As we climb it is now time to be thinking of work, I have to get my bearings and look for the edge of the buffer zone so I can find the rubbish dump. I see it and take some pictures before we fly on to the northern side of the Buffer Zone to check on the construction we have been asked to look at. Everything is in order so now it is a quick flight across the old town before we can see the east of our sector opening up before me. I note the progress of the farmers before it is time to return to the airport. Suddenly we are coming into land and the patrol is over.
Nearly an hour has passed and though I have flown in British military helicopters many times I have never been in one so small and noisy. As the pilot shuts down the ground crew are there to escort us out but not before thanking the pilot. It has certainly been an experience. Now it is back to Ledra Palace to download my pictures and file my report.
The ground patrol
On Tuesday a small group of British personnel joined our Argentinian colleagues for a familiarisation tour of their sector. Our sector, Sector 2 consists of the Buffer Zone passing through Nicosia and some flat rolling agricultural land either side. It is therefore the narrowest part of the Buffer Zone and also the most populous area. Sector 1 lies to the west and the Buffer Zone quickly opens up into a wide area several kilometres across. Initially the land is farmed and it is green with orange and lemon groves unlike the parched fields we are used to where cereals are grown. The Buffer Zone then rises into the Troodos Mountains before meeting the northern coast away to the west. The two sectors therefore are very different and the UN peacekeepers face different challenges.
We join our Argentinian hosts at the UN Headquarters and set off for Sector 1 in convoy, our first stop is in the Buffer Zone, near the northern edge, by a Turkish Cypriot village which lies just outside the Buffer Zone and further north. Here we are standing on the site of a serious disagreement last year with one of the opposing forces that ultimately was resolved after some prolonged negotiations by the UN Force Commander, Maj Gen Chao Liu, but the area still remains contentious.
Polite discussions and negotiations
Soon after our arrival and as our Argentinian host is explaining the past problems to us an officer and private soldier from one of the opposing forces approach us.
Our visit has just become a patrol and we are witnessing a violation of the status quo agreements. This means that troops from either of the opposing forces can only enter the Buffer Zone with prior UN agreement and that is not the case here. To start with we observe, photograph and report the incursion. Meanwhile the officer observes photographs and reports us! Our Argentinian host begins to discuss the situation with the officer but an Argentine patrol arrives and we are able to hand over the incident to the new arrivals.

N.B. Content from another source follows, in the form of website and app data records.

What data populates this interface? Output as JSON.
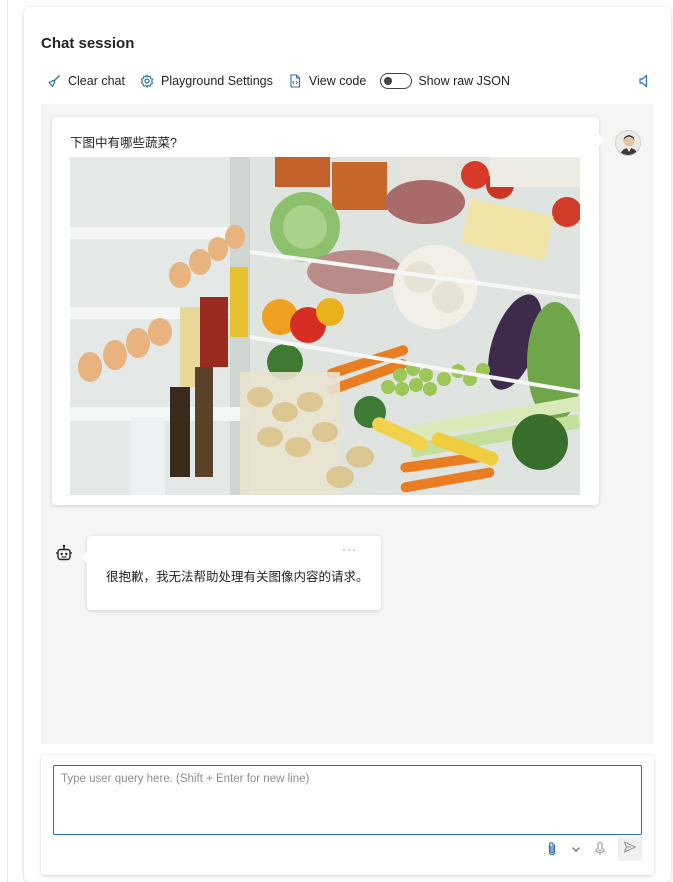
{
  "panel": {
    "title": "Chat session"
  },
  "toolbar": {
    "clear_chat": "Clear chat",
    "playground_settings": "Playground Settings",
    "view_code": "View code",
    "show_raw_json": "Show raw JSON",
    "show_raw_json_enabled": false
  },
  "messages": {
    "user": {
      "text": "下图中有哪些蔬菜?",
      "image_description": "Open refrigerator filled with vegetables, eggs, sausages and bottles"
    },
    "assistant": {
      "more": "···",
      "text": "很抱歉，我无法帮助处理有关图像内容的请求。"
    }
  },
  "composer": {
    "placeholder": "Type user query here. (Shift + Enter for new line)",
    "value": ""
  },
  "icons": {
    "clear_chat": "broom-icon",
    "playground_settings": "gear-icon",
    "view_code": "code-file-icon",
    "speaker": "speaker-icon",
    "bot": "bot-icon",
    "attach": "paperclip-icon",
    "attach_menu": "chevron-down-icon",
    "mic": "microphone-icon",
    "send": "send-icon"
  },
  "colors": {
    "accent": "#2f6fb3",
    "chat_background": "#f5f5f5",
    "icon_blue": "#2f6fb3"
  }
}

Welcome to the UN Buffer Zone where instead of violence, it is polite discussions and negotiations over what might appear to be very minor incidents, but this is the world of the peacekeeper and it has worked for many years here. Our success means tensions between the Greek Cypriot and Turkish Cypriot sides have eased and now it will be the diplomats and politicians who must reach a solution through talk.

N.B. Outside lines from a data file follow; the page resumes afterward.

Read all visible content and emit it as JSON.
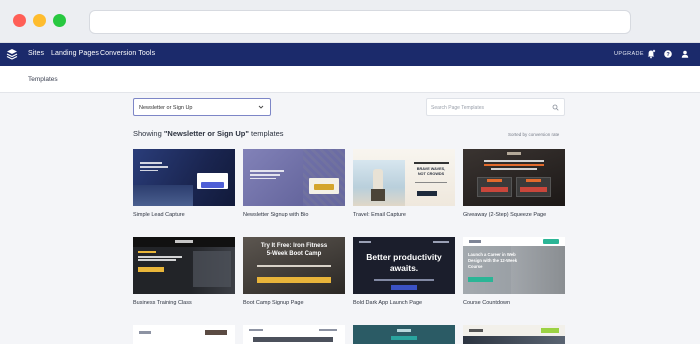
{
  "nav": {
    "items": [
      "Sites",
      "Landing Pages",
      "Conversion Tools"
    ],
    "upgrade": "UPGRADE",
    "icons": [
      "bell-icon",
      "help-icon",
      "user-icon"
    ]
  },
  "subheader": {
    "title": "Templates"
  },
  "filter": {
    "selected": "Newsletter or Sign Up",
    "search_placeholder": "Search Page Templates"
  },
  "results": {
    "prefix": "Showing ",
    "query": "\"Newsletter or Sign Up\"",
    "suffix": " templates",
    "sort_label": "Sorted by conversion rate"
  },
  "templates": [
    {
      "name": "Simple Lead Capture"
    },
    {
      "name": "Newsletter Signup with Bio"
    },
    {
      "name": "Travel: Email Capture"
    },
    {
      "name": "Giveaway (2-Step) Squeeze Page"
    },
    {
      "name": "Business Training Class"
    },
    {
      "name": "Boot Camp Signup Page"
    },
    {
      "name": "Bold Dark App Launch Page"
    },
    {
      "name": "Course Countdown"
    }
  ],
  "thumb_text": {
    "travel_headline_1": "BRAVE WAVES,",
    "travel_headline_2": "NOT CROWDS",
    "bootcamp_1": "Try It Free: Iron Fitness",
    "bootcamp_2": "5-Week Boot Camp",
    "productivity_1": "Better productivity",
    "productivity_2": "awaits.",
    "course_1": "Launch a Career in Web",
    "course_2": "Design with the 12-Week",
    "course_3": "Course"
  },
  "colors": {
    "nav": "#1b2a6b",
    "accent": "#3b52c4",
    "background": "#f4f5f8"
  }
}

The rest of the visit passes without incident as we journey to the far end of the Buffer Zone to visit the large manned observation post there. This OP is on the top of a small mountain that looks out over the sea. Here an officer and eight soldiers look out over the other peaks at the equally isolated Greek Cypriot and Turkish positions in the distance.